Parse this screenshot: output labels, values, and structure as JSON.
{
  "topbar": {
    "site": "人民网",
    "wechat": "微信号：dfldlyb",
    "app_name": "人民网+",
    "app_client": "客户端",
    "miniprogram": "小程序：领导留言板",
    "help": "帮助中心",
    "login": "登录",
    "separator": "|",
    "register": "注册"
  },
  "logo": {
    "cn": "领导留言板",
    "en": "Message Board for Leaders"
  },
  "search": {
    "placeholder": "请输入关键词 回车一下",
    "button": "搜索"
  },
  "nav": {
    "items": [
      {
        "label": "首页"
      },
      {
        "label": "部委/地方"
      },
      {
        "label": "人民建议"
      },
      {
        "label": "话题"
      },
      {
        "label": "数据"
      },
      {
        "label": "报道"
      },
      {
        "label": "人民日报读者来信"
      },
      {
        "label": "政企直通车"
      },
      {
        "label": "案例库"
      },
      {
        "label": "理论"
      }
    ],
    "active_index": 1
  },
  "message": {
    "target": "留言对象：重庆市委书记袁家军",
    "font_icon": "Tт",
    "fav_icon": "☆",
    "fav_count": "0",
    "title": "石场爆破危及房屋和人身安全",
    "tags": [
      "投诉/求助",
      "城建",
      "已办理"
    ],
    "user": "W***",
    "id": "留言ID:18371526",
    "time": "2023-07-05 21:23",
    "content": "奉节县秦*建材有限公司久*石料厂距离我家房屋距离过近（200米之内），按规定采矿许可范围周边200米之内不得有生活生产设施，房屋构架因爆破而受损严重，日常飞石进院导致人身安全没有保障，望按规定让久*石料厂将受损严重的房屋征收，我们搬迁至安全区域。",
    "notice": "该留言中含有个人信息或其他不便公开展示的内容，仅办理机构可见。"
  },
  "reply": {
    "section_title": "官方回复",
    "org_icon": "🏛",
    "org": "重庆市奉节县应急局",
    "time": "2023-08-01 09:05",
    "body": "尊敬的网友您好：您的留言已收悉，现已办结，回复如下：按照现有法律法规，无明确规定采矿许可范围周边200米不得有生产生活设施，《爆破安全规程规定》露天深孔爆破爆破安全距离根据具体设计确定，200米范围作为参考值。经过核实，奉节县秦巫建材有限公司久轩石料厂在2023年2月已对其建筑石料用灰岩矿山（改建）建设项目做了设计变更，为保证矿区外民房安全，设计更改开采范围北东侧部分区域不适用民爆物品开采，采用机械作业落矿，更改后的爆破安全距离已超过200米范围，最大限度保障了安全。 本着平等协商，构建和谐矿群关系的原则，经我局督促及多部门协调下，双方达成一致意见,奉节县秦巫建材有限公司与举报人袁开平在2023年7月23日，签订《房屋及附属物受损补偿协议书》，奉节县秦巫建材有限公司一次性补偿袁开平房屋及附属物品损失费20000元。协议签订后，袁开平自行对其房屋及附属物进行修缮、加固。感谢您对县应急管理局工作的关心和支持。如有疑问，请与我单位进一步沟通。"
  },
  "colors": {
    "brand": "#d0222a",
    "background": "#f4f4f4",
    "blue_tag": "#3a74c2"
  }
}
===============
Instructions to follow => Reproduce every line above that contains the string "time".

Solution to this exercise =>
    "time": "2023-07-05 21:23",
    "time": "2023-08-01 09:05",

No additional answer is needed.